Scopes in Rails

Scopes is one of the features in Rails that I only learned about through reading The Rails 3 Way. It doesn’t seem to be a feature that’s used very often, but I think it can make your code a lot neater if it’s used correctly.

I’m going to illustrate how scopes can be used with a simple example.

A Product Application

I’ve created a very simple application to manage products. All the basic functionality is there – view/create/edit/delete.

List of Products

The controller code for viewing the list of products is very simple.

def index
  @products = Product.all

You’ll notice (in the screenshot) that each product has a status – ‘Available’ or ‘Coming Soon’. Let’s imagine that the user wants to be able to view all Available products. How might we accomplish that?

The easiest way to do this would be to add a separate route and action which simply filters the products to only those with the correct status. First, let’s add the route.

get 'products/available' => 'products#available', :as => 'available_products'

Now we only need to add the controller action.

def available
  @products = Product.where(:status => 'Available')
  render 'index'

This certainly works, but there’s a cleaner way of doing this.

Using a named scope

Instead of using the where method in the controller, we can move the behavior to the model. We could create a class method to expose this filter, but Rails has a much nicer way – named scopes. Let’s see what that looks like.

class Product < ActiveRecord::Base
  scope :available, where(:status => 'Available')

Now our controller code is much cleaner and easier to read.

def available
  @products = Product.available
  render 'index'

And everything still works exactly as before.

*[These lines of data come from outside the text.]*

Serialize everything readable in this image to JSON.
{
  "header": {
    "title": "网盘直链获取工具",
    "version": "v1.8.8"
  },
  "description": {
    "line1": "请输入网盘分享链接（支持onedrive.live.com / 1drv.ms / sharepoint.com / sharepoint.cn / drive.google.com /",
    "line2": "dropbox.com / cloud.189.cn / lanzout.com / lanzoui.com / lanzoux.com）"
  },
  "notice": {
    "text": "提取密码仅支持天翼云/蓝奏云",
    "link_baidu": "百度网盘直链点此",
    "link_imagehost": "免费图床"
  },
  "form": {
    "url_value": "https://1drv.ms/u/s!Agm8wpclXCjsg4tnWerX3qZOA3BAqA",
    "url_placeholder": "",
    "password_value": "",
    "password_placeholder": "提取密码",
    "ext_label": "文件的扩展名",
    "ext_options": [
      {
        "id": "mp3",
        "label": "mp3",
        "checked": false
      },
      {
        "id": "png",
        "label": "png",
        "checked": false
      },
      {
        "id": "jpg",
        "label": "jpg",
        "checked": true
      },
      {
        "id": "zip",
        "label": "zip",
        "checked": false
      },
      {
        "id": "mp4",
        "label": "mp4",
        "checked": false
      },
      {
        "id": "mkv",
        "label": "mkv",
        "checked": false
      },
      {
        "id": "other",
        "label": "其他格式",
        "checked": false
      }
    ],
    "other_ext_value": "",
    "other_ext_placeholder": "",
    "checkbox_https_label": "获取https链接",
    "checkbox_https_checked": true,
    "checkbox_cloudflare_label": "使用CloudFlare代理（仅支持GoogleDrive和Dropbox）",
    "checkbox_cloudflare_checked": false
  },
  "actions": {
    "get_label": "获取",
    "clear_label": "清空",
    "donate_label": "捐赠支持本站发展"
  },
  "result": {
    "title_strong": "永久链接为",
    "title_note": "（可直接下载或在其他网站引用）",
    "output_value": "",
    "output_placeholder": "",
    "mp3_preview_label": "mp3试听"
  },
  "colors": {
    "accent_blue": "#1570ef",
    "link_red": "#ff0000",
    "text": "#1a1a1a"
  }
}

Hurrah!

Using default scope

As I mentioned, we also have the functionality to delete a product. However, we might not want to delete the record out of the database – we simply want to mark it as deleted. (There are a number of reasons why we might choose to do this – for example, we might have transactions linked to a product)

Here’s the code for deleting a product.

def destroy
  @product = Product.find(params[:id])
  @product.update_attribute(:deleted, true)
  redirect_to products_path

Let’s take another look at our list of products.

List containing Deleted Products

The deleted products are showing up in our regular list! While this makes sense (since we’re simply flagging them as deleted – not actually deleting them), this is definitely not what we want. So how do we fix that? One way would be to update all our queries to include :deleted => false. As you probably guessed, Rails has a neater way of doing this – using default scope.

class Product < ActiveRecord::Base
  default_scope where(:deleted => false)
  scope :available, where(:status => 'Available')

As the name implies, default_scope changes the default list of products being returned. Our list of products no longer shows deleted products. For example, Product.all will exclude deleted products. Pretty neat.

What if we want to bypass the default scope and actually get all products? For example, I might want to have an admin function that lists all unavailable products – meaning products which have their status set to something other than Available. We can do that by using the unscoped method.

def unavailable
  @products = Product.unscoped.where('status <> ?', 'Available')
  render 'index'

Pretty cool.


This is one of those pieces of functionality that you probably won’t miss until you know it’s around. It can definitely clean up your code and make it a bit more readable. I would probably be wary of using default_scope, but in certain scenarios it probably makes sense.

If you would like to play around with this code you can find it on Github. Happy coding.